Dan Ireland, Director of 'The Whole Wide World' and 'Jolene,' Dies at 57
He also co-founded the Seattle International Film Festival and served as a producer and executive at Vestron Pictures and Cineville.
Dan Ireland, the producer and director who bolstered the careers of Rene Zellweger and Jessica Chastain when he guided the actresses in The Whole Wide World and Jolene, respectively, has died. He was 57.
Ireland, who co-founded the Seattle International Film Festival in 1975 and ran the event through 1986, died Thursday at his home in Los Angeles, his manager, Paul Nelson at Mosaic, told The Hollywood Reporter. Nelson said that Ireland recently had been suffering from flu-like symptoms.
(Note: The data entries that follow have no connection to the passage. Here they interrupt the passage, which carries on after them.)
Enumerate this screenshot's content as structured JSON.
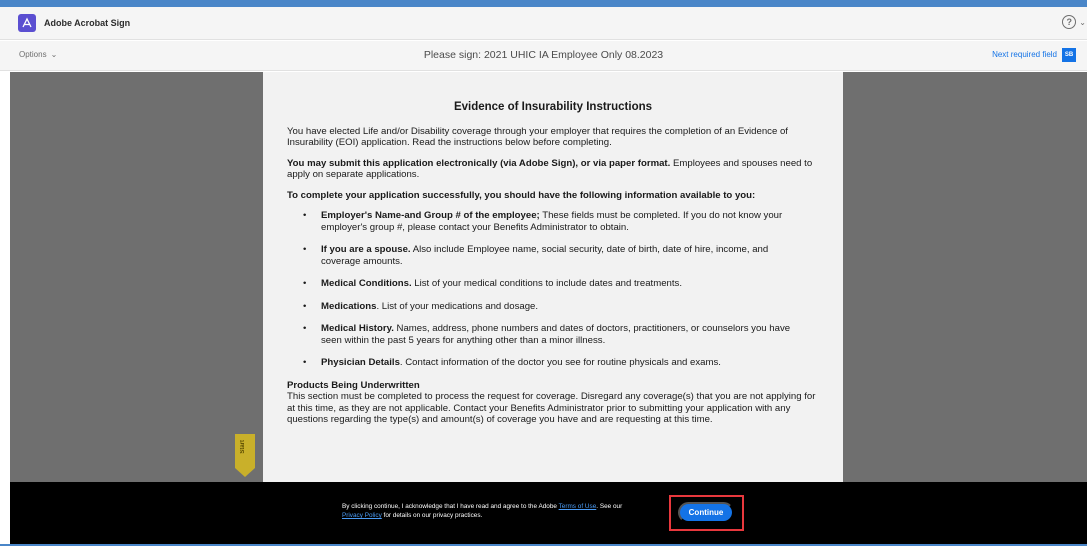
{
  "app": {
    "brand_name": "Adobe Acrobat Sign",
    "help_glyph": "?",
    "help_caret": "⌄"
  },
  "toolbar": {
    "options_label": "Options",
    "options_caret": "⌄",
    "document_title": "Please sign: 2021 UHIC IA Employee Only 08.2023",
    "next_required_label": "Next required field",
    "initials_badge": "SB"
  },
  "document": {
    "heading": "Evidence of Insurability Instructions",
    "intro": "You have elected Life and/or Disability coverage through your employer that requires the completion of an Evidence of Insurability (EOI) application. Read the instructions below before completing.",
    "submit_bold": "You may submit this application electronically (via Adobe Sign), or via paper format.",
    "submit_rest": " Employees and spouses need to apply on separate applications.",
    "info_heading": "To complete your application successfully, you should have the following information available to you:",
    "bullet_glyph": "•",
    "bullets": [
      {
        "bold": "Employer's Name-and Group # of the employee;",
        "text": " These fields must be completed. If you do not know your employer's group #, please contact your Benefits Administrator to obtain."
      },
      {
        "bold": "If you are a spouse.",
        "text": " Also include Employee name, social security, date of birth, date of hire, income, and coverage amounts."
      },
      {
        "bold": "Medical Conditions.",
        "text": " List of your medical conditions to include dates and treatments."
      },
      {
        "bold": "Medications",
        "text": ". List of your medications and dosage."
      },
      {
        "bold": "Medical History.",
        "text": " Names, address, phone numbers and dates of doctors, practitioners, or counselors you have seen within the past 5 years for anything other than a minor illness."
      },
      {
        "bold": "Physician Details",
        "text": ". Contact information of the doctor you see for routine physicals and exams."
      }
    ],
    "products_heading": "Products Being Underwritten",
    "products_text": "This section must be completed to process the request for coverage. Disregard any coverage(s) that you are not applying for at this time, as they are not applicable. Contact your Benefits Administrator prior to submitting your application with any questions regarding the type(s) and amount(s) of coverage you have and are requesting at this time."
  },
  "start_tag_label": "Start",
  "consent": {
    "text_part1": "By clicking continue, I acknowledge that I have read and agree to the Adobe ",
    "terms_link": "Terms of Use",
    "text_part2": ". See our ",
    "privacy_link": "Privacy Policy",
    "text_part3": " for details on our privacy practices.",
    "continue_label": "Continue"
  },
  "colors": {
    "accent_blue": "#1473e6",
    "brand_purple": "#5b4fd1",
    "highlight_red": "#e8383d",
    "start_tag_yellow": "#c9b02a"
  },
  "icons": {
    "brand": "adobe-acrobat-sign-logo-icon",
    "help": "help-circle-icon",
    "caret": "chevron-down-icon"
  }
}
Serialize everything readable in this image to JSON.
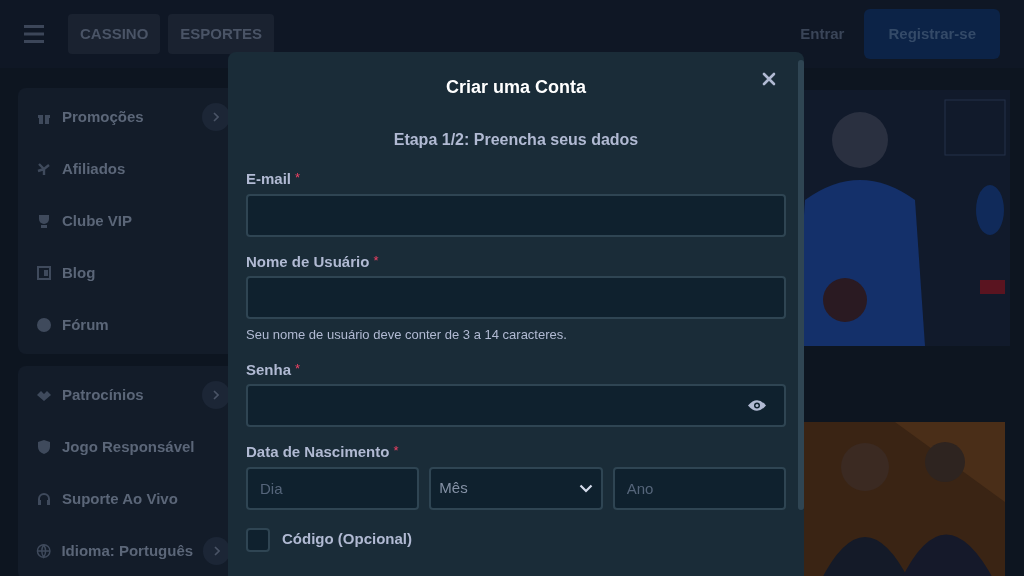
{
  "topbar": {
    "tabs": [
      {
        "label": "CASSINO"
      },
      {
        "label": "ESPORTES"
      }
    ],
    "login": "Entrar",
    "register": "Registrar-se"
  },
  "sidebar": {
    "groups": [
      {
        "items": [
          {
            "label": "Promoções",
            "expandable": true
          },
          {
            "label": "Afiliados",
            "expandable": false
          },
          {
            "label": "Clube VIP",
            "expandable": false
          },
          {
            "label": "Blog",
            "expandable": false
          },
          {
            "label": "Fórum",
            "expandable": false
          }
        ]
      },
      {
        "items": [
          {
            "label": "Patrocínios",
            "expandable": true
          },
          {
            "label": "Jogo Responsável",
            "expandable": false
          },
          {
            "label": "Suporte Ao Vivo",
            "expandable": false
          },
          {
            "label": "Idioma: Português",
            "expandable": true
          }
        ]
      }
    ]
  },
  "modal": {
    "title": "Criar uma Conta",
    "subtitle": "Etapa 1/2: Preencha seus dados",
    "fields": [
      {
        "kind": "text",
        "label": "E-mail",
        "required_mark": "*"
      },
      {
        "kind": "text",
        "label": "Nome de Usuário",
        "required_mark": "*",
        "hint": "Seu nome de usuário deve conter de 3 a 14 caracteres."
      },
      {
        "kind": "password",
        "label": "Senha",
        "required_mark": "*"
      },
      {
        "kind": "date",
        "label": "Data de Nascimento",
        "required_mark": "*",
        "parts": [
          {
            "kind": "text",
            "placeholder": "Dia"
          },
          {
            "kind": "select",
            "placeholder": "Mês"
          },
          {
            "kind": "text",
            "placeholder": "Ano"
          }
        ]
      }
    ],
    "checkbox": {
      "label": "Código (Opcional)",
      "checked": false
    }
  }
}
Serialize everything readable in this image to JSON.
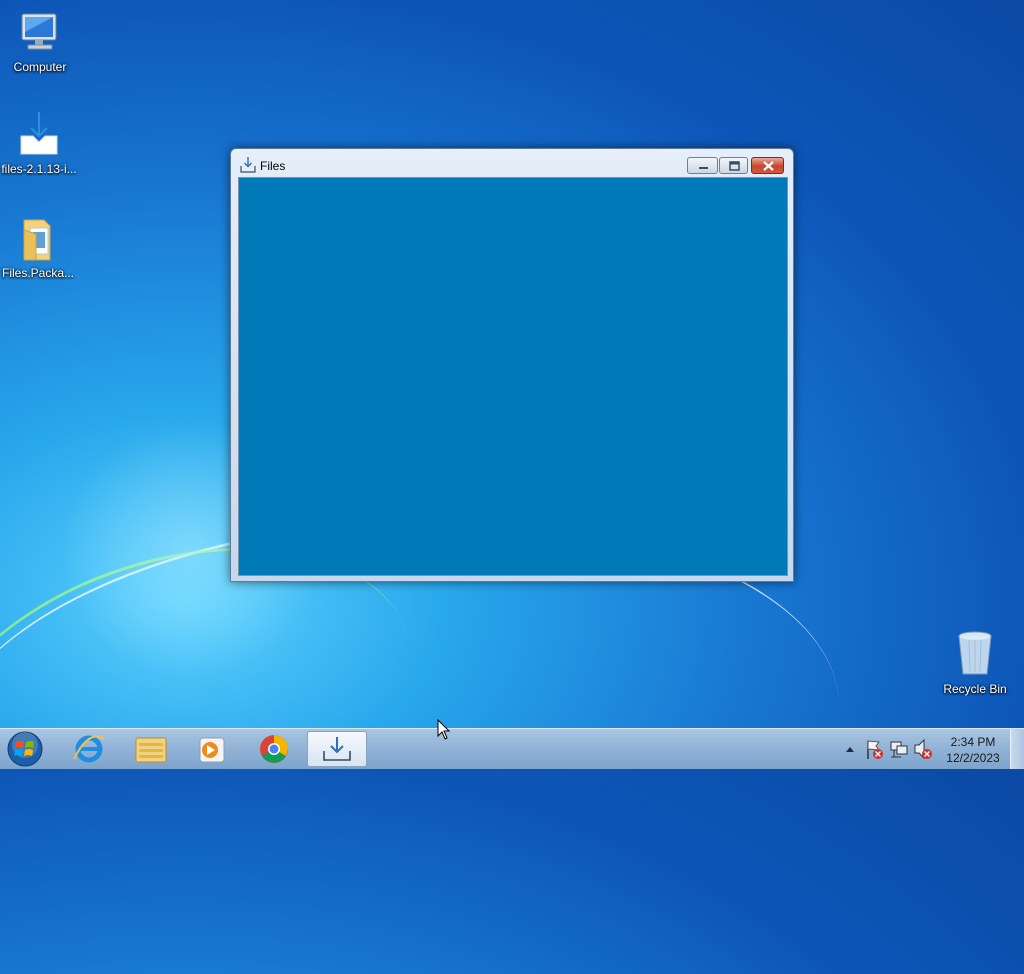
{
  "desktop": {
    "icons": [
      {
        "label": "Computer",
        "icon": "computer-icon"
      },
      {
        "label": "files-2.1.13-i...",
        "icon": "installer-download-icon"
      },
      {
        "label": "Files.Packa...",
        "icon": "folder-icon"
      },
      {
        "label": "Recycle Bin",
        "icon": "recycle-bin-icon"
      }
    ]
  },
  "window": {
    "title": "Files",
    "icon": "download-icon",
    "client_color": "#0079b9",
    "buttons": {
      "minimize": "minimize-icon",
      "maximize": "maximize-icon",
      "close": "close-icon"
    }
  },
  "taskbar": {
    "start": "windows-start-icon",
    "pinned": [
      {
        "name": "internet-explorer-icon"
      },
      {
        "name": "file-explorer-icon"
      },
      {
        "name": "media-player-icon"
      },
      {
        "name": "chrome-icon"
      },
      {
        "name": "files-app-icon",
        "active": true
      }
    ],
    "tray": {
      "icons": [
        "show-hidden-icons-chevron",
        "action-center-flag-icon",
        "network-icon",
        "volume-muted-icon"
      ],
      "time": "2:34 PM",
      "date": "12/2/2023"
    }
  },
  "colors": {
    "accent": "#0079b9",
    "taskbar": "#93b4d8",
    "close_button": "#c8452e"
  }
}
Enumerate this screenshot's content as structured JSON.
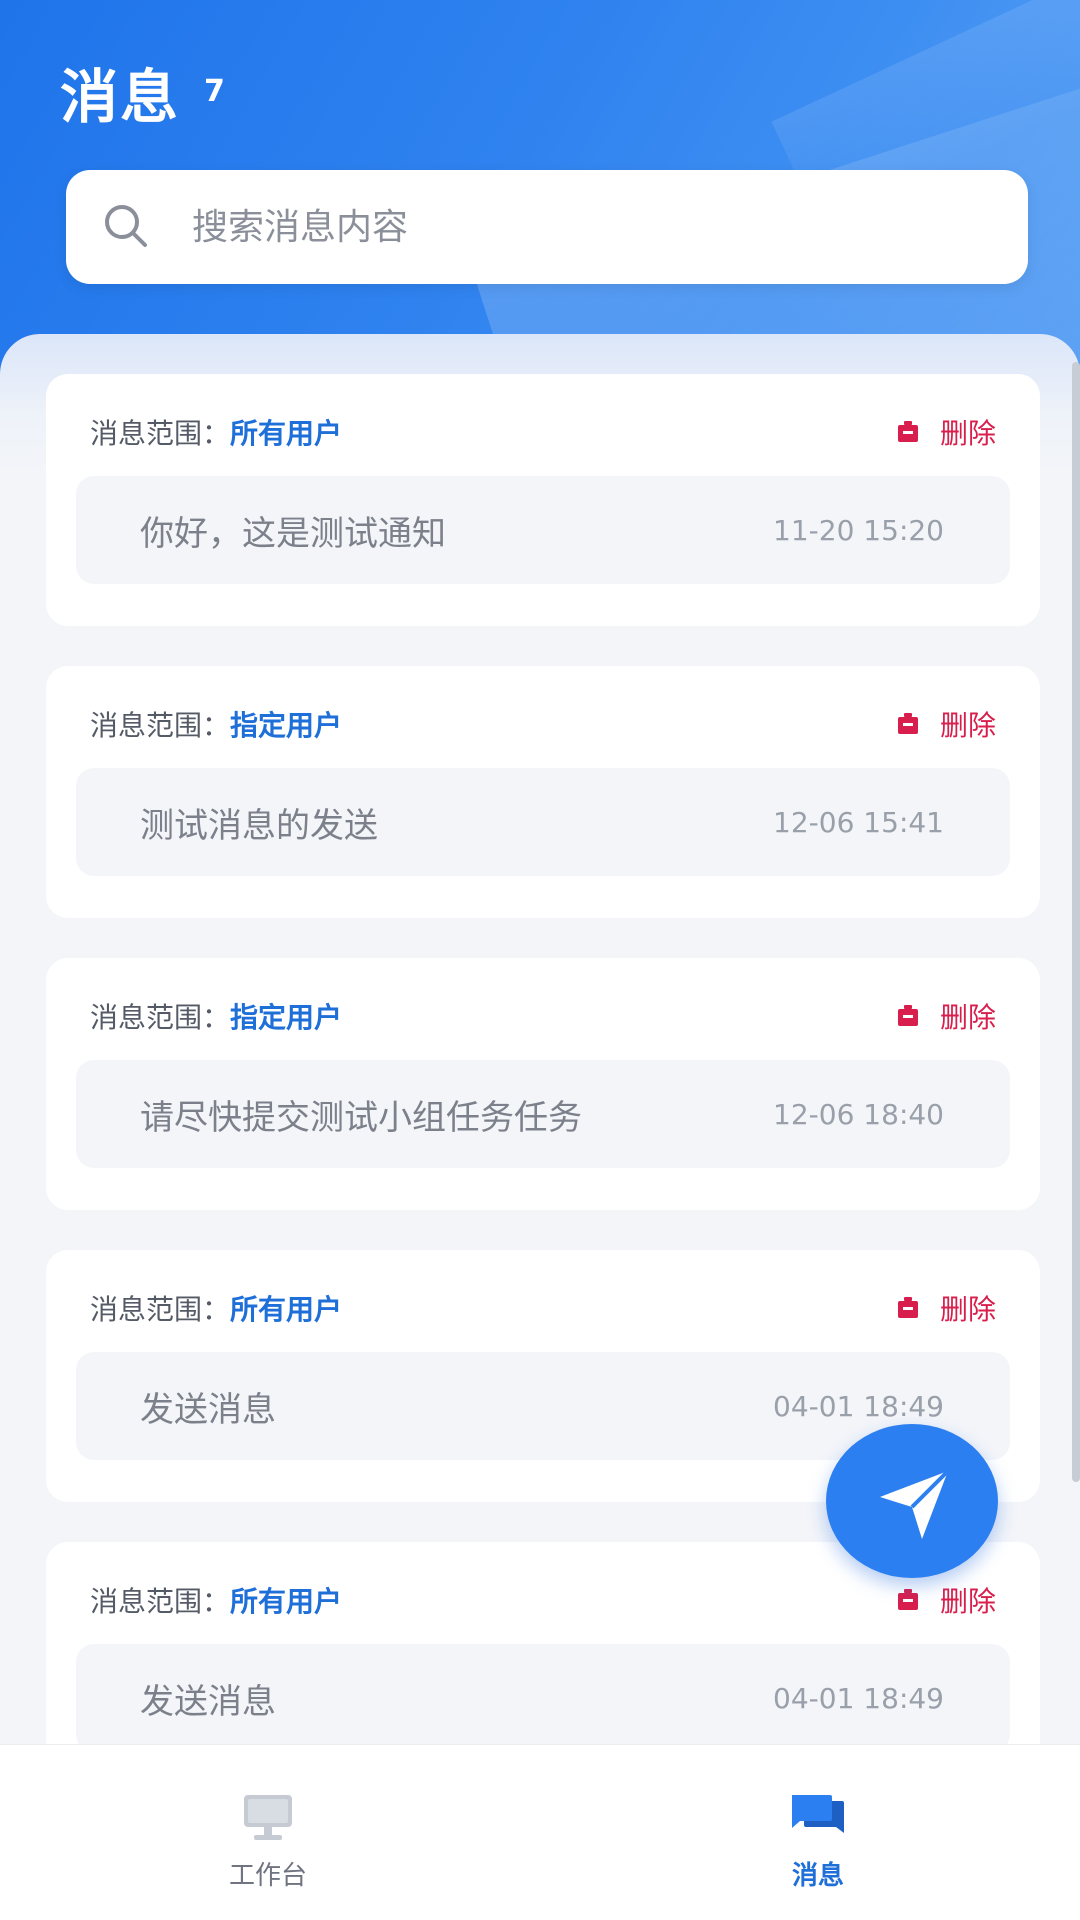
{
  "header": {
    "title": "消息",
    "count": "7"
  },
  "search": {
    "placeholder": "搜索消息内容",
    "icon": "search-icon"
  },
  "messages": [
    {
      "scope_label": "消息范围：",
      "scope_value": "所有用户",
      "delete_label": "删除",
      "text": "你好，这是测试通知",
      "time": "11-20 15:20"
    },
    {
      "scope_label": "消息范围：",
      "scope_value": "指定用户",
      "delete_label": "删除",
      "text": "测试消息的发送",
      "time": "12-06 15:41"
    },
    {
      "scope_label": "消息范围：",
      "scope_value": "指定用户",
      "delete_label": "删除",
      "text": "请尽快提交测试小组任务任务",
      "time": "12-06 18:40"
    },
    {
      "scope_label": "消息范围：",
      "scope_value": "所有用户",
      "delete_label": "删除",
      "text": "发送消息",
      "time": "04-01 18:49"
    },
    {
      "scope_label": "消息范围：",
      "scope_value": "所有用户",
      "delete_label": "删除",
      "text": "发送消息",
      "time": "04-01 18:49"
    }
  ],
  "fab": {
    "icon": "send-icon"
  },
  "tabbar": {
    "tabs": [
      {
        "label": "工作台",
        "icon": "monitor-icon",
        "active": false
      },
      {
        "label": "消息",
        "icon": "chat-icon",
        "active": true
      }
    ]
  },
  "colors": {
    "primary": "#2b7ff0",
    "scope_value": "#1f6fd9",
    "delete": "#d81e4c",
    "background": "#f3f5f9"
  }
}
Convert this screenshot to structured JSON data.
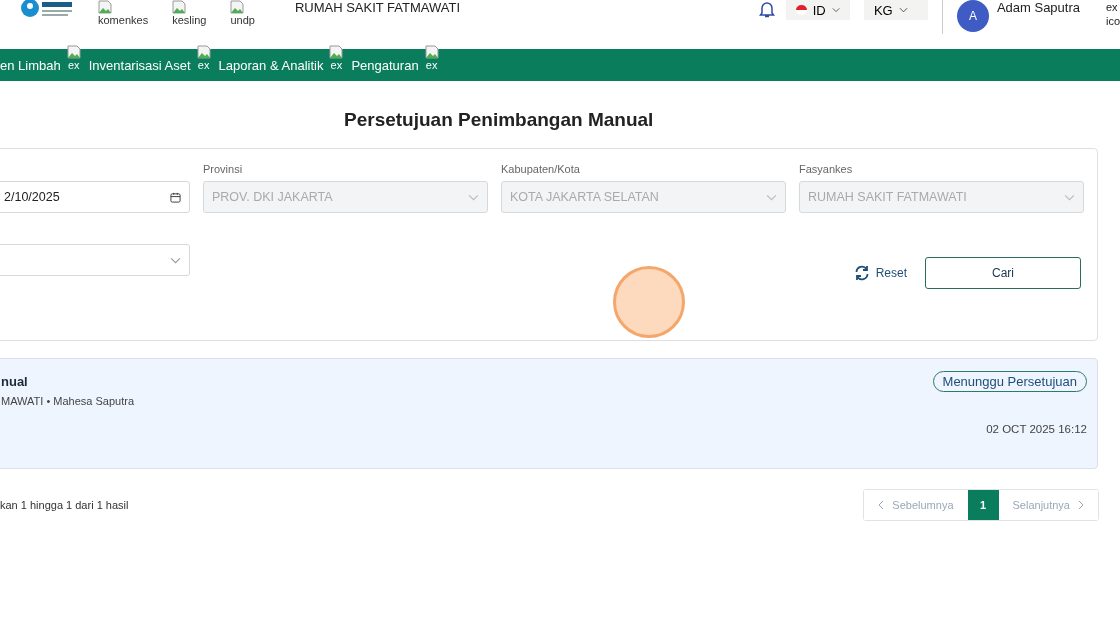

Ireland made his directing debut with the 1930s Texas-set drama The Whole Wide World (1996), starring Zellweger as a schoolteacher (in one of her first films) opposite Vincent D'Onofrio as Robert E. Howard, the pulp writer who created Conan the Barbarian.
He went on to helm such films as The Velocity of Gary (1998), Passionada (2002), Mrs. Palfrey at the Claremont (2005) and Jolene, which starred Chastain, in her feature debut, as an orphan who spends a decade traveling around the U.S.
Said Chastain on Twitter: "The sweetest angel left us. Called his voicemail just to hear his voice once more. I'll miss you baby."
In September, it was announced that Ireland would direct Life Briefly, starring Bill Paxton, Ashley Judd and Ty Simpkins as Brian Knapp, the real-life youngster who overcame his blindness to become a world-class drummer and then a guitar player who performed with Johnny Cash.
Shooting was to begin in January, but Nelson said that financing for the film had fallen through at the last minute. Production was to resume shortly, he noted.
Ireland, whose father was a jukebox installer, worked as an usher and manager at theaters in Vancouver. He and his best friend Darryl Macdonald put their money together and left Canada in their late teens to restore an old theater in Seattle. Soon, they had created a film festival in the city.
At the Seattle fest, Ireland staged high-profile world premiere screenings of such films as Alien (1979), The Stunt Man (1980), The Empire Strikes Back (1980) Poltergeist (1982) and Blood Simple (1984).
A big believer in Dutch cinema, Ireland premiered the Paul Verhoeven's Soldier of Orange at the festival of 1978 and handled the U.S. sale of the film. In 1982, the Netherlands awarded him the Golden Calf — that country’s Oscar — for “exceptional contribution.”
In a statement, organizers of the Seattle fest said they were "saddened at the loss of our festival's co-founder, film director and producer Dan Ireland. His passion for bringing the fantastic, transformative and beautiful spectrum of the cinematic experience to the world was unwavering."
In 1986, Ireland came to Los Angeles to become the head of film acquisition for Vestron Pictures, and he executive produced such films as the Ken Russell pair Salome's Last Dance and The Lair of the White Worm, both released in 1988, and Anna (1987), which starred Sally Kirkland in an Oscar-nominated performance.
He also engineered John Huston’s final film, The Dead (1987).
"I'm enormously proud of some films I did for Vestron, but plenty of others convinced me I could do a better job of directing myself," he told the Los Angeles Times in a 1997 interview. "And that's when I started thinking about making my own films."
After leaving Vestron, Ireland joined Cineville as senior vp production and produced such films as Russell's Whore (1991), starring Theresa Russell, and The Crew (1994), featuring Viggo Mortensen.
Ireland recently directed the short films Hate From a Distance (2014), made for the 50th anniversary of the signing of the Civil Rights Act, and A Most Peculiar Man (2015), revolving around a Holocaust survivor (played by Alan Mandel) and a young man contemplating suicide.